By Liana Buchanan
Four years ago this week, the nation was struck by shock and grief as news emerged that 11-year-old Luke Batty had been killed by his father. Luke was certainly not the first child to be killed as a result of family violence but his tragic murder at a public sporting event stopped us in our tracks.
Luke’s death, and the immediate, powerful and sustained advocacy of his remarkable mother Rosie, lit the fuse of decades of effort by survivors and advocates. It triggered an unprecedented and long overdue focus on family violence.
Four years on, Victoria has had Australia’s only Royal Commission into Family Violence. We have seen major investment from the Victorian Government and a massive flurry of activity to reform policy, services and the law. We have seen a change in media reporting, a new community conversation and understanding about the scourge of family violence.
Yet although it was the death of a child that prompted this unprecedented focus on family violence, children have been largely absent from the community conversation. In finally recognising the experiences and needs of those affected by family violence we still, often, overlook children.
The report from Victoria’s Royal Commission into Family Violence was clear. Children suffer significant short and long-term effects from family violence, whether they are directly targeted by the perpetrator or not. Family violence can interrupt children’s development, compromise their education, erode their physical and mental health, and damage their identity and self-esteem. Many victim survivors carry the burden of childhood violence into adulthood.
The report contradicted myths about children as ‘witnesses’ or ‘secondary victims’ of family violence. It also refuted a long-held assumption embedded within our service system that addressing the needs of a mother is, in itself, sufficient to address the risks to her children or support their recovery.
The Royal Commission recommended major reforms that would see children appropriately recognised as victims in their own right, with access to properly-funded specialist services that reflect their age, maturity, needs and circumstances. It recommended dramatic improvements in how the service system prevents, detects and responds to family violence experienced by children and young people, in light of the significant and lifelong consequences that can flow from it.
As Victoria’s Commissioner for Children and Young People I review the death of every child who dies after being involved with child protection. These children often die in private. Media coverage of their deaths is fleeting; you’re unlikely to know their names.
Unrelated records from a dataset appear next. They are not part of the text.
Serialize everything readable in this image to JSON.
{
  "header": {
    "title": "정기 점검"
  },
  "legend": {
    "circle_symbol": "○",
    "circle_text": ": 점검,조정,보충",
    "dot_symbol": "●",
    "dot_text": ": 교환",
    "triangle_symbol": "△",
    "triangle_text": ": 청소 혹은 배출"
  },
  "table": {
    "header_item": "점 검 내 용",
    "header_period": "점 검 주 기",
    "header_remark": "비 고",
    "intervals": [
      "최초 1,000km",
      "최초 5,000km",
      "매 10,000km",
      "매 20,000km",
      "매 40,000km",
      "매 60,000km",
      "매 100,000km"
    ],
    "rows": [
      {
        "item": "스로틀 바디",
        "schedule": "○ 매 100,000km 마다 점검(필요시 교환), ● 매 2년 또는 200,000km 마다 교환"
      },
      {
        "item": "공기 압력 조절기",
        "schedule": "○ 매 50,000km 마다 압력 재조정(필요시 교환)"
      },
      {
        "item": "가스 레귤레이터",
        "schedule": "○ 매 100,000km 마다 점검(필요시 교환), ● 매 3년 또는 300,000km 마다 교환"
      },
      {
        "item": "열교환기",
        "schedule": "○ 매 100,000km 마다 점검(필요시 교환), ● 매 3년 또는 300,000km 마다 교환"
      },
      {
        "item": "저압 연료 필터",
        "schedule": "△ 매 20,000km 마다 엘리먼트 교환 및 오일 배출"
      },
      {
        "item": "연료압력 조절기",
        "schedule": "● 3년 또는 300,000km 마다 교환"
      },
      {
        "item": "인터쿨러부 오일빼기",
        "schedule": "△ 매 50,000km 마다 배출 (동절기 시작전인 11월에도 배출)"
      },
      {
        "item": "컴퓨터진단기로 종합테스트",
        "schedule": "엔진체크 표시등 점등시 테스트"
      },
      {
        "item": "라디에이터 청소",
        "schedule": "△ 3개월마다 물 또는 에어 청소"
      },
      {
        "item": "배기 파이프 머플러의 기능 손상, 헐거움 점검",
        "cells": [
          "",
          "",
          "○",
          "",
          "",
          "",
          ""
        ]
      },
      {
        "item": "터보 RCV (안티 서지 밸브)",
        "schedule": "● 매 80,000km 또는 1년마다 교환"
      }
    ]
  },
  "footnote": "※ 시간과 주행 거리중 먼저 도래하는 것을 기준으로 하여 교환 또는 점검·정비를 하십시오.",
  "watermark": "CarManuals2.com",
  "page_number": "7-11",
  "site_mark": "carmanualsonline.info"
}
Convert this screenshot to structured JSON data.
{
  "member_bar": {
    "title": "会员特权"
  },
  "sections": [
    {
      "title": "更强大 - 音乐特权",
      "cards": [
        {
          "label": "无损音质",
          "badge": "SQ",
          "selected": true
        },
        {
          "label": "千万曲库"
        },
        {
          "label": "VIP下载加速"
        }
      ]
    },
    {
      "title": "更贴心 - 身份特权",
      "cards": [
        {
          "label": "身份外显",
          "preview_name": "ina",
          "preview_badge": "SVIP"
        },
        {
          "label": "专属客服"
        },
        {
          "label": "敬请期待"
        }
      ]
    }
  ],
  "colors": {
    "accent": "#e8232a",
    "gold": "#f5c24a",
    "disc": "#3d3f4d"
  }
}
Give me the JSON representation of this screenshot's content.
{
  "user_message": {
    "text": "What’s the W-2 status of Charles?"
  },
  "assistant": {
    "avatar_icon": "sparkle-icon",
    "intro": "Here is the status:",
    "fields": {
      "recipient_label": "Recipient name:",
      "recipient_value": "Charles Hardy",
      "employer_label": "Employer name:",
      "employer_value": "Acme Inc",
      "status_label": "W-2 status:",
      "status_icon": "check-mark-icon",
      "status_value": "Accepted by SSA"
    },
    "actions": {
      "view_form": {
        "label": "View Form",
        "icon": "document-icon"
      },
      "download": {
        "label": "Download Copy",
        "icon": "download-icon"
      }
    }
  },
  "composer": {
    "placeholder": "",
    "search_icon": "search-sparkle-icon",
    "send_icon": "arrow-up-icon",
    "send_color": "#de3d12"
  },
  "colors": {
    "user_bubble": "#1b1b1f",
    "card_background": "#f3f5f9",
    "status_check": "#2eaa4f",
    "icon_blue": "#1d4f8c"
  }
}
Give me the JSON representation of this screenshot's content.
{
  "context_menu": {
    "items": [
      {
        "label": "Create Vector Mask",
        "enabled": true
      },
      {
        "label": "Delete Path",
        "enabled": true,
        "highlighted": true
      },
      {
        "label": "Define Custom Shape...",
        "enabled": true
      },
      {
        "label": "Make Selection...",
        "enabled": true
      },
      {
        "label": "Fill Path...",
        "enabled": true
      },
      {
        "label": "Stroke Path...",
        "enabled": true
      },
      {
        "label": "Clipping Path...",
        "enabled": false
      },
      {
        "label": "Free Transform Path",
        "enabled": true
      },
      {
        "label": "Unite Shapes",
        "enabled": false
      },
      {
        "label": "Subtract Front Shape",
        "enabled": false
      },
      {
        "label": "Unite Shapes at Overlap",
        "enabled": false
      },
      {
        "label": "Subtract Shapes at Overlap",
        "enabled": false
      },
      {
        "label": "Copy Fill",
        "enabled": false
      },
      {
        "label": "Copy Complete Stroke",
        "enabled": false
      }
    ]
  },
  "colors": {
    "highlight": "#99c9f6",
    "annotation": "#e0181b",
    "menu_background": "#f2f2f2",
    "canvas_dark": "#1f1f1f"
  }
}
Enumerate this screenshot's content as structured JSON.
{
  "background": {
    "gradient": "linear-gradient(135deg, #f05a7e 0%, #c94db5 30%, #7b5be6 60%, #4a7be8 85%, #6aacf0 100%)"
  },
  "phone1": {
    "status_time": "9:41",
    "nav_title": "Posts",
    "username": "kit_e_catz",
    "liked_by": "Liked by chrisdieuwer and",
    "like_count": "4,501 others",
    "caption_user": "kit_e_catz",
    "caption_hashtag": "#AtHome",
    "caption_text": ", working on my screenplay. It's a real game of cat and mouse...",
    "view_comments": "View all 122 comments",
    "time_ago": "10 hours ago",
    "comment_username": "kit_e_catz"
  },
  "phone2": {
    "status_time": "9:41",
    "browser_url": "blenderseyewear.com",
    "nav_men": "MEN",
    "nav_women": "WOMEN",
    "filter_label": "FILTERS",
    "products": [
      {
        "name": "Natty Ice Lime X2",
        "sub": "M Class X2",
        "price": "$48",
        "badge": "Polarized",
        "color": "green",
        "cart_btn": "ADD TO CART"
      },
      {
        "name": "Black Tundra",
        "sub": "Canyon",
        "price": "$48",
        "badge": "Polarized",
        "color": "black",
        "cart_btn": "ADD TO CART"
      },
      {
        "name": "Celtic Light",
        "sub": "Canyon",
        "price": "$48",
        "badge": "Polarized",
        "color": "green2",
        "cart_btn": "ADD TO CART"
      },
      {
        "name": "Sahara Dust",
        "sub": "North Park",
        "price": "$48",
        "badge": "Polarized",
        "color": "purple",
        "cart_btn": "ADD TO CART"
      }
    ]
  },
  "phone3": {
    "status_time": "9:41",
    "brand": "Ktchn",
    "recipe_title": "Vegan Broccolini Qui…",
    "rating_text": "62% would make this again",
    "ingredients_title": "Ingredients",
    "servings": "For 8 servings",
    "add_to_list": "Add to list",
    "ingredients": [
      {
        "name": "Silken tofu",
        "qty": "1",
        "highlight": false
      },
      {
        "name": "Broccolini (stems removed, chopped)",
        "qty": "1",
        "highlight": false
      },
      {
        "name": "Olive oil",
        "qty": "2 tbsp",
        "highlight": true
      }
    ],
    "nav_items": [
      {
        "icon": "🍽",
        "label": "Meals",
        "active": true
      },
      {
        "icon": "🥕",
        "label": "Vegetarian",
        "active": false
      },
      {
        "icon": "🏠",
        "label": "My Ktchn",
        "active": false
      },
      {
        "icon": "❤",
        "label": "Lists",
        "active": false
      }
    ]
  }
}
While many of these children die of illness or through tragic accidents, some die as a direct result of family violence. Many more die after years of living in family violence, often with other forms of trauma. The process of piecing together these children’s lives and examining the missed opportunities to help them can be devastating.
In 2016 we tabled a report, Neither Seen Nor Heard, discussing the themes we see for children affected by family violence. We found services involved with these children grossly underestimated the risk of family violence or the impact of living in family violence on each child. Children were seldom engaged about what they felt or feared. Mothers were held to account for keeping their children safe, without being offered support, in situations where they were struggling to keep themselves safe. Suspicions that children were victims of sexual abuse as well as family violence resulted in limited or no investigation or counselling. Overall, we saw children and their families receive no meaningful intervention to interrupt these children’s experience of violence and trauma. In 2018, I continue to see these themes.
Many of the reforms currently in train should assist: policies for child protection workers to better respond to family violence; the new support and safety hubs that will bring together family violence and child protection expertise; new investment in accommodation and support for families escaping violence. The Victorian Government has commenced an impressive effort, unparalleled in the country, to genuinely transform the way we respond to family violence.
But if we are going to see genuine change for all victims of family violence – including children – we need to see children differently. We need to view them as individuals with separate needs who deserve well informed, coordinated responses from service providers. We need to recognise that they have rights, including the right to be heard. We need to understand the profound damage we do when we minimise or overlook the impact of childhood violence or abuse.
We need to stop thinking only of adults when we describe victims of family violence. We need to provide transparency about what funding is dedicated to improve service responses to children affected by family violence. We need child protection to back up new policies with effective workforce training. We need children’s and child protection services to work together with family violence services, providing an integrated and effective response to women and children.
It has taken decades of struggle to have women’s experiences of family violence finally acknowledged and recognised. As I think of Luke Batty and the many other children whose lives have been cut short or harmed through family violence, I sincerely hope we do not take as long when it comes to children.
This article first appeared in the Herald Sun, 16 February 2018.